Reason Two: Showing us we’re worth it. Daddy dates were fun, yes, but they were also a vital part of teaching us about what it means to be a father. By taking us on daddy dates, dad was able to teach my brothers and me about what it means to not just be a father, but a dad. By taking time out of his busy life to pay attention to us, he showed us that a father WANTS to be around his children, and ENJOYS our company (even if that’s not always true). Dad showed us that having kids isn’t just something you do after you get married, it’s something that you put time, effort, money, and energy into. That’s a hard thing to learn from a mother because mothers are just wired to take care of kids. It’s unfortunate, but it’s true. Traditionally, men go out and work to provide for the family, and women stay home to cook, clean, and take care of the kids. It is a mother’s natural instinct to want to be with her children. There is nothing wrong with this fact, however, it means that it makes that much more of an impact when a child sees their father going above and beyond the call of duty for them. When a dad goes out of his way to spend time with his kids, it a bigger deal because he is doing something that isn’t necessarily expected of him. Therefore, to kids, that translates to “I don’t have to spend time with you, that’s not my job, but I love you, you’re worth my time and effort, and I WANT to be with you.” That isn’t sexism, it’s just the thought process of a child. I know because this is how I felt.
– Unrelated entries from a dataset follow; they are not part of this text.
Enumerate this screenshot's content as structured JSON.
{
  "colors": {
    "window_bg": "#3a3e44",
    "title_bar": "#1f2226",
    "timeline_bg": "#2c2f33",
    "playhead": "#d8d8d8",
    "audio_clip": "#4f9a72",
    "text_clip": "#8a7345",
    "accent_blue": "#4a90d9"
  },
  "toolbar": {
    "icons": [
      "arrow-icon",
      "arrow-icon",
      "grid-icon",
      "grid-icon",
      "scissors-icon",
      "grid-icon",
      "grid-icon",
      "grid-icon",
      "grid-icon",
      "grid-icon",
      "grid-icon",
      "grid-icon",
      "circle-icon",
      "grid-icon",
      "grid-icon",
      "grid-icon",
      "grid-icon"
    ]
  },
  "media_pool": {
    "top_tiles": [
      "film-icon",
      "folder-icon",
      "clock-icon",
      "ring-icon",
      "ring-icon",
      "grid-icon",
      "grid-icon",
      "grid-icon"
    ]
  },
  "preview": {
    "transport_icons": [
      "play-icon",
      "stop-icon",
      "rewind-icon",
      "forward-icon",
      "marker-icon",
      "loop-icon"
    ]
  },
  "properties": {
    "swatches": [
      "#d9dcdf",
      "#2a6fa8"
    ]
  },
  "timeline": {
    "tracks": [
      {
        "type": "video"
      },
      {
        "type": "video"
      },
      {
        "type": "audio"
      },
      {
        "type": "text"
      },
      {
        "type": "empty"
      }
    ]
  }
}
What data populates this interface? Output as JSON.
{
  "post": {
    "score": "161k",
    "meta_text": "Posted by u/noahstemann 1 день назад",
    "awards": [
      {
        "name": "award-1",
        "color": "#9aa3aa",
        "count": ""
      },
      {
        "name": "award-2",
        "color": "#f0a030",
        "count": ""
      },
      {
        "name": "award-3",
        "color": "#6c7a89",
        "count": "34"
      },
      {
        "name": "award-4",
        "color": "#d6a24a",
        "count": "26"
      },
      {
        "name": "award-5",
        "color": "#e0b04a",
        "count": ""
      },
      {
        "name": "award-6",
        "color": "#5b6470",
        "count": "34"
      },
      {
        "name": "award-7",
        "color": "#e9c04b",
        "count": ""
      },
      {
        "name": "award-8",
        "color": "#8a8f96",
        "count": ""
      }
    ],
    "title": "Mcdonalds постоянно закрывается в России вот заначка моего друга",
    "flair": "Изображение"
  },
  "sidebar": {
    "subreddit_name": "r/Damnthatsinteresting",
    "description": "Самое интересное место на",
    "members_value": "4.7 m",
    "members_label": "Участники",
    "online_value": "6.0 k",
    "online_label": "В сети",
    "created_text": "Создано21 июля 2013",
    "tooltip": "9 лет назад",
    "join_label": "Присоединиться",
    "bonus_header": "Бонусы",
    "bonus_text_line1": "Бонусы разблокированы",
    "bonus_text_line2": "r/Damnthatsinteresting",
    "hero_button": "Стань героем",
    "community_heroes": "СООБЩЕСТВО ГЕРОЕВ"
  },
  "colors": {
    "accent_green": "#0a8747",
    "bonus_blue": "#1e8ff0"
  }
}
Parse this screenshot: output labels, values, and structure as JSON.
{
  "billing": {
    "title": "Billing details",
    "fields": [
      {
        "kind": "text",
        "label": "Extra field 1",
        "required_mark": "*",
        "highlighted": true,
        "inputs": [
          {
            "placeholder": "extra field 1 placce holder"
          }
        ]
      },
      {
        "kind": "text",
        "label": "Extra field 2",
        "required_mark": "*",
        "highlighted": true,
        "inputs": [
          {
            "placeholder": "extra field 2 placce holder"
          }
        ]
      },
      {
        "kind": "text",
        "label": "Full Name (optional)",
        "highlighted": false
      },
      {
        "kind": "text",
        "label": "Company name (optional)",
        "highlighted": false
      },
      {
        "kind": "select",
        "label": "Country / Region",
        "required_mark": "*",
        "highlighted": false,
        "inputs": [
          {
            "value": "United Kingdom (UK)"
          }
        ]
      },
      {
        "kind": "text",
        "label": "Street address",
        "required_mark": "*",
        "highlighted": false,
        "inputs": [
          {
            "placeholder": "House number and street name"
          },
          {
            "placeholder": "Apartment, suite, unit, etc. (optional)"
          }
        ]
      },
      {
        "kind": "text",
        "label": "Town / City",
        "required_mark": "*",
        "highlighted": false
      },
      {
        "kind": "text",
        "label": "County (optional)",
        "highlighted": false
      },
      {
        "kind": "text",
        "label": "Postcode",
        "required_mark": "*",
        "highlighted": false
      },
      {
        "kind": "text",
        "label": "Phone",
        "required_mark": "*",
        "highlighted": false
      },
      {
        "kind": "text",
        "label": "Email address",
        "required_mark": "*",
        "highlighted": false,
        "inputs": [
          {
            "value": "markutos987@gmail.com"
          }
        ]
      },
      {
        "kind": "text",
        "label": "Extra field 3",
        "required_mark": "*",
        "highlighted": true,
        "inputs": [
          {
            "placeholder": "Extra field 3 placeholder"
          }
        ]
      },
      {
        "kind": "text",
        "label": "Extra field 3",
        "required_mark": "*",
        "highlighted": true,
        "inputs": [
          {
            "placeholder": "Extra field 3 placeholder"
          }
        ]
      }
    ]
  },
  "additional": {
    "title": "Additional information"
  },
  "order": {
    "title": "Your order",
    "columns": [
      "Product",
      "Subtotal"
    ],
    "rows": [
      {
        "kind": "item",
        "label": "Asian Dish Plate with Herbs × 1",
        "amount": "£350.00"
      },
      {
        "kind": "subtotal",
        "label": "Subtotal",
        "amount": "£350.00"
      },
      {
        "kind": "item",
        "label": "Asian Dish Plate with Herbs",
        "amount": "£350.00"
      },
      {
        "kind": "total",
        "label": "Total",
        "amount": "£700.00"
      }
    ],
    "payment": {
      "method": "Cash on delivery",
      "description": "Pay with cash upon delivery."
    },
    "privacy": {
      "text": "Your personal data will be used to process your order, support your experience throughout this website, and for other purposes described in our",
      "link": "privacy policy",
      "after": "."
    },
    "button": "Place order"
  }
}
Reason Three: Setting an example for the future. This reason applies more to daughters than it does to sons. But that doesn’t make it any less important. My daddy dates were an invaluable aspect of my childhood for many reasons. But the most important reason is that by being the first man to take me out on dates, my dad set the standard for how a man should treat me. Let me break this down a bit. Growing up, my parents never TOLD me how I should expect to be treated by a boy/guy/man. Instead, my dad SHOWED me. My daddy dates were so much more than just quality time with dad. They were molding my view of how a man should treat me. This proved to make such a difference in my tween/teen years. Because I got all of the male attention that I needed, I never felt the need to have a boyfriend. I never had to fight for my dad’s attention, so I didn’t need a boyfriend to fill that need. Also, my standards for men were so high that none of the guys I knew fit those standards. I knew what to expect from a man because of how the man in my life treated me and how he treated mom. This has saved me from so much drama, so much hear break, so many distractions, and so many other things. I’ve been free to enjoy my youth without all of that mess.
Secondly, it has to do with your love language.
Love Languages: The five love languages is a topic that I’ll go into a lot more later on. But basically there are Five love languages:
- Words of Affirmation
- Acts of Service
- Physical Touch
- Quality Time